Considerations about using a source of control. Why not scripts?

Typically an SDN controller has an API. Having access to an SDN API is an advantage, since we have a single point of contact with the controller, and we can operate the whole network Continue reading

Five ways to get started with network automation

As many of you know, Red Hat Ansible Automation Platform is a highly flexible IT automation platform that can automate your Linux and Windows instances, your VMware private cloud, your AWS, Azure or Google public cloud, and even your security infrastructure.  Today I want to write about one of my favorite use-cases; using Ansible Automation Platform for network automation. It provides easy, highly customizable automation for your routers and switches so you can automate them just like any other IT infrastructure.

However, even though network automation has become increasingly popular, most organizations are still managing their network infrastructure manually by a CLI or GUI. Why is this? This manual CLI work often means that network engineers are reactive and constantly drowning with break-fix network issues because of manual mis-configurations, or the inability to implement change quickly and efficiently.

Because network engineers are so busy firefighting in their day job, they don’t have time to look at a new activity like automating, even though automation will save them time and money in the long run.

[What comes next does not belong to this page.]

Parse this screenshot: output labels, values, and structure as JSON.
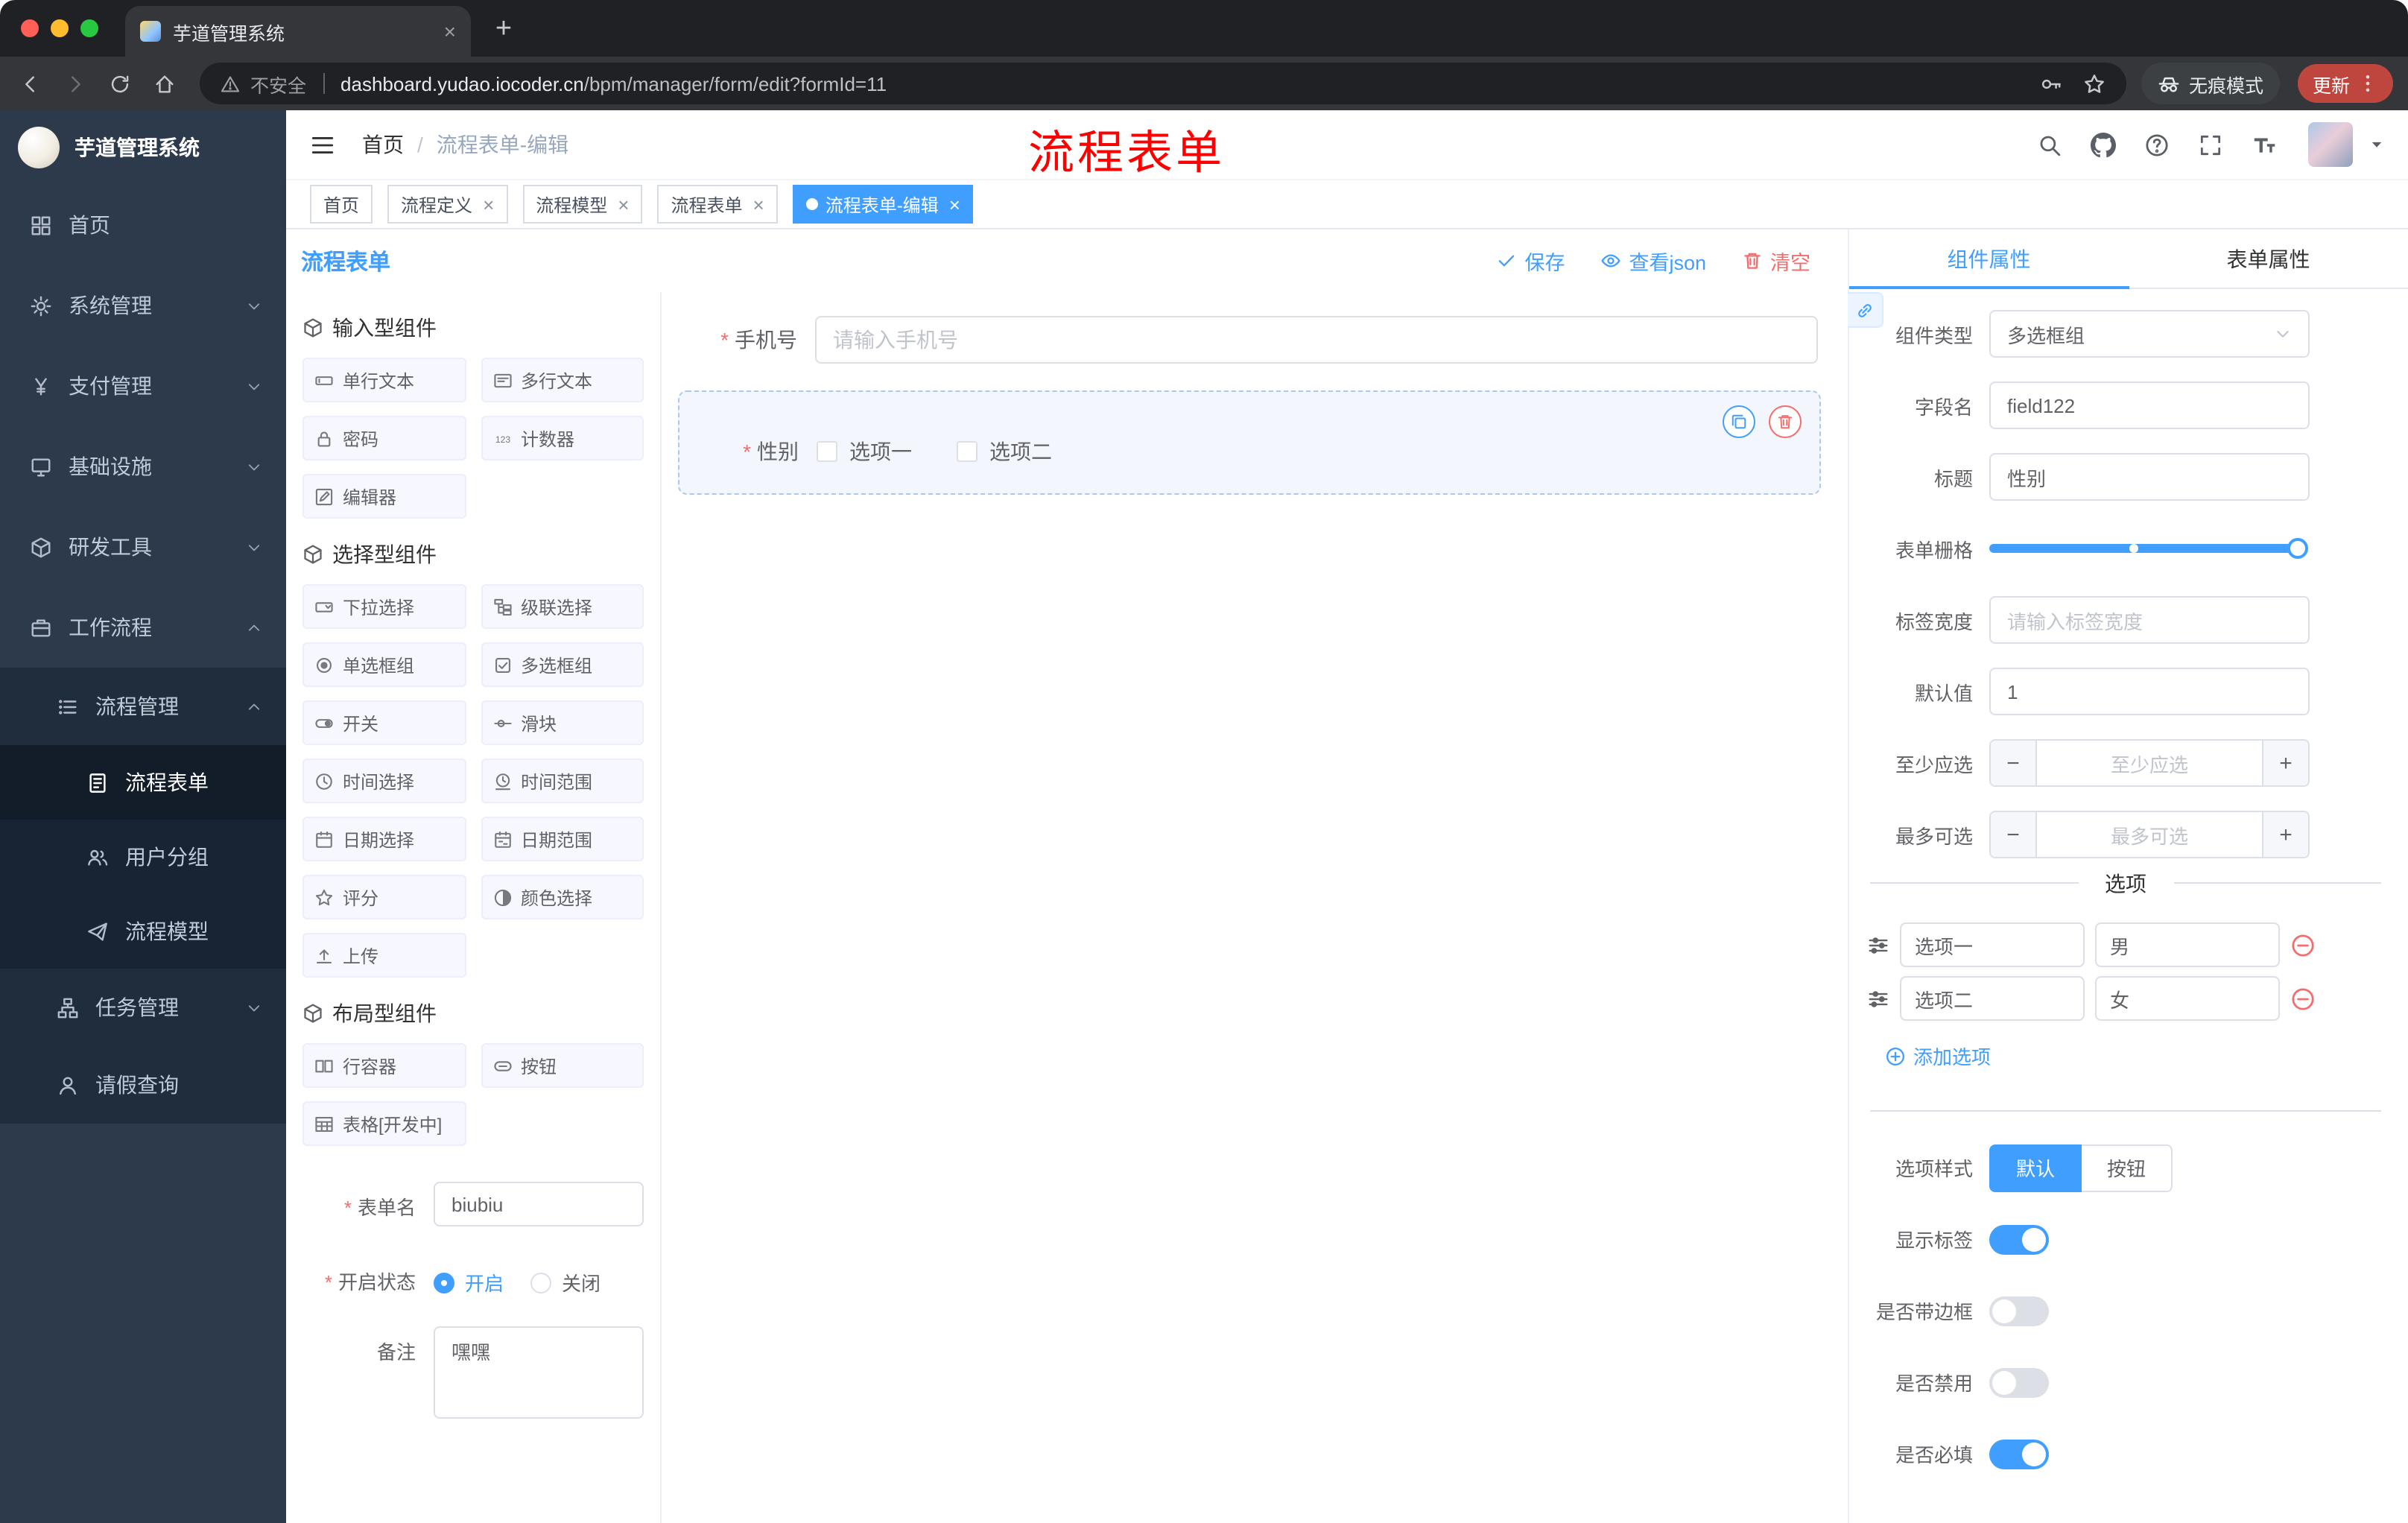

I fundamentally believe that network automation is not an all or nothing situation.  You need to adopt network automation in small increments so you Continue reading

1 2 3 26